Source data:
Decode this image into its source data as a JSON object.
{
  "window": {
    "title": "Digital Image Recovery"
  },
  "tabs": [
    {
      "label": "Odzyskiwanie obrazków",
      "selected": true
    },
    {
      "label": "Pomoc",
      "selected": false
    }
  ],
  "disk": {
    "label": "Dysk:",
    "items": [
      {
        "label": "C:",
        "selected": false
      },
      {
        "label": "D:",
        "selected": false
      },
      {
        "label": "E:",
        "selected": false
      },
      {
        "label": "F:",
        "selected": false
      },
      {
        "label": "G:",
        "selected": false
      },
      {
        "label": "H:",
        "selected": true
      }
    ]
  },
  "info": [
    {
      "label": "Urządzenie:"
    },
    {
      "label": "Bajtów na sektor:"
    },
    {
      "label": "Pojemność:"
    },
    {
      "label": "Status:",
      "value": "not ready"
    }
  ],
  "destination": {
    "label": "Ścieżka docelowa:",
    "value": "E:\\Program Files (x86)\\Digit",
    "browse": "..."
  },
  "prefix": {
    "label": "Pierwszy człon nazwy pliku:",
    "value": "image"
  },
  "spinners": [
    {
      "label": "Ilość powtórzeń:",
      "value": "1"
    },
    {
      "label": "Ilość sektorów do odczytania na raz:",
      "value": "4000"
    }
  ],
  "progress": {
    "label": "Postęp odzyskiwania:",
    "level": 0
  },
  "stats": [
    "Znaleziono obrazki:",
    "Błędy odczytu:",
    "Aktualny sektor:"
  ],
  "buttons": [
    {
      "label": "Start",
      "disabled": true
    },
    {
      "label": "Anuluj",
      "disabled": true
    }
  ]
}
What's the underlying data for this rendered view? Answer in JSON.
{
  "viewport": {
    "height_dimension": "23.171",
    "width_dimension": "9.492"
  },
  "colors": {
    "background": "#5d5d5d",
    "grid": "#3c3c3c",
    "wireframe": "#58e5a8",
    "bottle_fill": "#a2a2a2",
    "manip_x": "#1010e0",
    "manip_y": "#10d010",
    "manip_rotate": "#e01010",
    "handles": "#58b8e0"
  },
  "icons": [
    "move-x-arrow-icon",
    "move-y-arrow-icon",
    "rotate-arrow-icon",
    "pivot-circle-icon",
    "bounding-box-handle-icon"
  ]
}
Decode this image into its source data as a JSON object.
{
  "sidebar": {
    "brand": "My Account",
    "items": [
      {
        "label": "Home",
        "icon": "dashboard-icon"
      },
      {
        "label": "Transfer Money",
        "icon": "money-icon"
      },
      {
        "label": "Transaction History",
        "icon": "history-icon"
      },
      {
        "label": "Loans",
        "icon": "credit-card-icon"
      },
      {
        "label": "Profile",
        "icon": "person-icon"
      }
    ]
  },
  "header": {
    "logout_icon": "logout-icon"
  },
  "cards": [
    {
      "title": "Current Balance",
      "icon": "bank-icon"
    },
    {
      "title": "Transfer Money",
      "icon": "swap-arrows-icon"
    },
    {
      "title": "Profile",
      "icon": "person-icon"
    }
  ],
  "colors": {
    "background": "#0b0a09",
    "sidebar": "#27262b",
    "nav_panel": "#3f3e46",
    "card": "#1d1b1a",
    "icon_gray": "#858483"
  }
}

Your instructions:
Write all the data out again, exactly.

Solved problem:
Decode this image into its source data as a JSON object.
{
  "window": {
    "title": "Digital Image Recovery"
  },
  "tabs": [
    {
      "label": "Odzyskiwanie obrazków",
      "selected": true
    },
    {
      "label": "Pomoc",
      "selected": false
    }
  ],
  "disk": {
    "label": "Dysk:",
    "items": [
      {
        "label": "C:",
        "selected": false
      },
      {
        "label": "D:",
        "selected": false
      },
      {
        "label": "E:",
        "selected": false
      },
      {
        "label": "F:",
        "selected": false
      },
      {
        "label": "G:",
        "selected": false
      },
      {
        "label": "H:",
        "selected": true
      }
    ]
  },
  "info": [
    {
      "label": "Urządzenie:"
    },
    {
      "label": "Bajtów na sektor:"
    },
    {
      "label": "Pojemność:"
    },
    {
      "label": "Status:",
      "value": "not ready"
    }
  ],
  "destination": {
    "label": "Ścieżka docelowa:",
    "value": "E:\\Program Files (x86)\\Digit",
    "browse": "..."
  },
  "prefix": {
    "label": "Pierwszy człon nazwy pliku:",
    "value": "image"
  },
  "spinners": [
    {
      "label": "Ilość powtórzeń:",
      "value": "1"
    },
    {
      "label": "Ilość sektorów do odczytania na raz:",
      "value": "4000"
    }
  ],
  "progress": {
    "label": "Postęp odzyskiwania:",
    "level": 0
  },
  "stats": [
    "Znaleziono obrazki:",
    "Błędy odczytu:",
    "Aktualny sektor:"
  ],
  "buttons": [
    {
      "label": "Start",
      "disabled": true
    },
    {
      "label": "Anuluj",
      "disabled": true
    }
  ]
}
What's the underlying data for this rendered view? Answer in JSON.
{
  "viewport": {
    "height_dimension": "23.171",
    "width_dimension": "9.492"
  },
  "colors": {
    "background": "#5d5d5d",
    "grid": "#3c3c3c",
    "wireframe": "#58e5a8",
    "bottle_fill": "#a2a2a2",
    "manip_x": "#1010e0",
    "manip_y": "#10d010",
    "manip_rotate": "#e01010",
    "handles": "#58b8e0"
  },
  "icons": [
    "move-x-arrow-icon",
    "move-y-arrow-icon",
    "rotate-arrow-icon",
    "pivot-circle-icon",
    "bounding-box-handle-icon"
  ]
}
Decode this image into its source data as a JSON object.
{
  "sidebar": {
    "brand": "My Account",
    "items": [
      {
        "label": "Home",
        "icon": "dashboard-icon"
      },
      {
        "label": "Transfer Money",
        "icon": "money-icon"
      },
      {
        "label": "Transaction History",
        "icon": "history-icon"
      },
      {
        "label": "Loans",
        "icon": "credit-card-icon"
      },
      {
        "label": "Profile",
        "icon": "person-icon"
      }
    ]
  },
  "header": {
    "logout_icon": "logout-icon"
  },
  "cards": [
    {
      "title": "Current Balance",
      "icon": "bank-icon"
    },
    {
      "title": "Transfer Money",
      "icon": "swap-arrows-icon"
    },
    {
      "title": "Profile",
      "icon": "person-icon"
    }
  ],
  "colors": {
    "background": "#0b0a09",
    "sidebar": "#27262b",
    "nav_panel": "#3f3e46",
    "card": "#1d1b1a",
    "icon_gray": "#858483"
  }
}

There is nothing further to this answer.